Axa continues transformation, looks to AsiaMarch 29 2019 by Nick Ferguson
After the lacklustre initial public offering of its US business last year, Axa returned to the market this week with a further sale of its stake in Axa Equitable.
The deal raised net proceeds of US$1.5 billion for the company as it undergoes a strategic transformation, most notably through the acquisition of XL. But Asia is also an important focus for the group as part of its Ambition 2020 plan.
Selling Axa Equitable is not only about raising cash, but also fits into a broader strategic goal of focusing on insurance risks and getting out of financial markets risk. Axa’s ownership in the US business has fallen to 48.3% from 60.1% as a result of the sale, meaning that the business is no longer consolidated in its accounts. The deal comprised a public offering of 46 million shares and a buyback of 30 million shares by Axa Equitable

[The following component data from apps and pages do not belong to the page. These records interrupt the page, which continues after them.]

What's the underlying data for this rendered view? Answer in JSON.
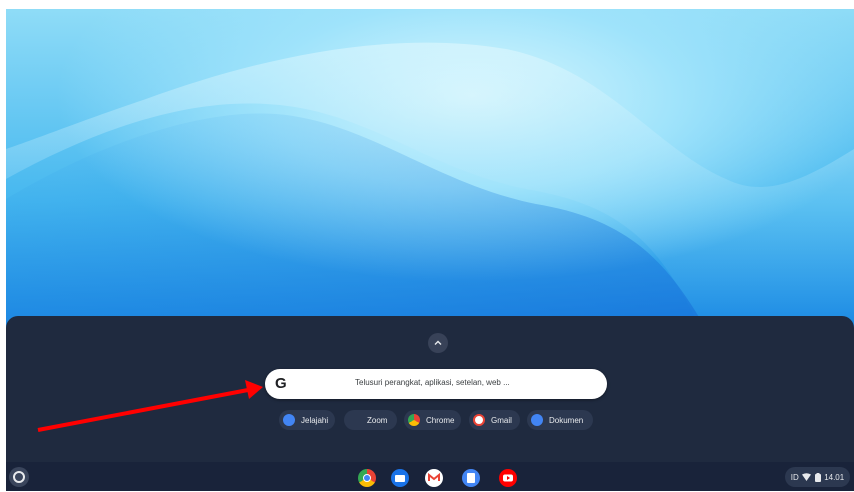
{
  "search": {
    "logo": "G",
    "placeholder": "Telusuri perangkat, aplikasi, setelan, web ..."
  },
  "suggestions": [
    {
      "label": "Jelajahi",
      "icon": "explore-icon",
      "color": "#4285f4"
    },
    {
      "label": "Zoom",
      "icon": "zoom-icon",
      "color": "#2d8cff"
    },
    {
      "label": "Chrome",
      "icon": "chrome-icon",
      "color": "#ea4335"
    },
    {
      "label": "Gmail",
      "icon": "gmail-icon",
      "color": "#ea4335"
    },
    {
      "label": "Dokumen",
      "icon": "docs-icon",
      "color": "#4285f4"
    }
  ],
  "shelf_apps": [
    {
      "name": "chrome-icon"
    },
    {
      "name": "files-icon"
    },
    {
      "name": "gmail-icon"
    },
    {
      "name": "docs-icon"
    },
    {
      "name": "youtube-icon"
    }
  ],
  "tray": {
    "ime": "ID",
    "time": "14.01"
  },
  "colors": {
    "launcher_bg": "#1f2a3f",
    "annotation_arrow": "#ff0000"
  }
}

“The successful placement of another tranche of EQH shares, leading to the deconsolidation of EQH from Axa’s financial statements, represents a major milestone in Axa’s transformation journey, and provides additional financial flexibility for the group, notably in the context of our stated priority to reduce leverage,” said Thomas Buberl, Axa’s chief executive.
However, the sale price was not much better than the IPO in May, which was originally pitched to investors at US$24 to US$27 a share but ended up at a disappointing US$20 — and investors haven’t changed their mind about how much the company is worth since then, with this week’s offering pricing at US$20.50.
Indeed, the sale will be reflected on Axa’s balance sheet as a €700 million (US$786 million) loss given the difference between the consolidated book value and the actual market price.
Axa investors remain uncertain about the company’s strategy, with its share price experiencing several wild swings during the past year — it lost more than 20% of its value during the last three months of 2018.
As the company moves forward, Asia will be a key focus. Gordon Watson, who now heads the business in the region, conceded that “Asia has underperformed over the past few years” during Axa’s investor day in November.
In 2018, Asia contributed 9% of the company’s gross revenues and 23% of new business, with a footprint that covers China, Hong Kong, Indonesia, Japan, Korea, the Philippines and Thailand; it has more than 8,000 staff in the region.
China is an obvious focus in achieving that and Watson’s comments in November coincided with the company taking full control of its China joint venture, Axa Tianping, which is by far the biggest foreign-invested property-casualty insurer in China with premiums in 2018 that were double that of the nearest competitor, Taiwan’s Cathay Insurance.
“We can reach through the licences that we already have almost 80% of the Chinese population and that 80% accounts for 87.3% of the GDP of China,” said Watson, who added that the strategy in China going forward will involve upgrading its technical expertise, improving claims management and operational efficiencies, and reducing loss ratios.
In addition, Watson is looking to build Axa’s agency distribution model in the region, grow the health side of the business and build local brand recognition.
Across the region, new business annual premium equivalent in Asia was up 5% on a comparable basis, mostly driven by the success of new products in Japan and Hong Kong, as well as the strong performance of bancassurance and agency channels in the Philippines. But last year’s results also show that there is plenty to do, as new business fell in China, due to lower sales of traditional savings products; Thailand, mainly driven by lower sales of low margin products; and Indonesia, thanks to lower new business in both agency and telemarketing channels.
Axa’s partnership with British football club Liverpool, announced last October, is a key plank of the company’s effort to build its brand in the region through “innovative experiences for clients, partners and fans in Asia”. The team is followed by millions of people in the region, particularly in China, Hong Kong and Thailand.
While investors are still on the fence about the company’s outlook, most of their concerns centre around the amount of debt the company has taken on as a result of its acquisition of XL. Strategically, its focus on Asia as a growth engine is sound. Going forward, execution will be key.
- April 18
Potential buyers are watching the “troubled” insurer’s progress with interest as disposals continue.
- April 18
The supply of traditional reinsurance capital hit its lowest point since 2012 last year, while alternative capital continued to grow.
- April 12
Growing loss ratio trends on the hugely popular medical policies are causing concern.
- April 12
Foreign life insurers have finally been granted approval to operate wholly owned subsidiaries after years of waiting.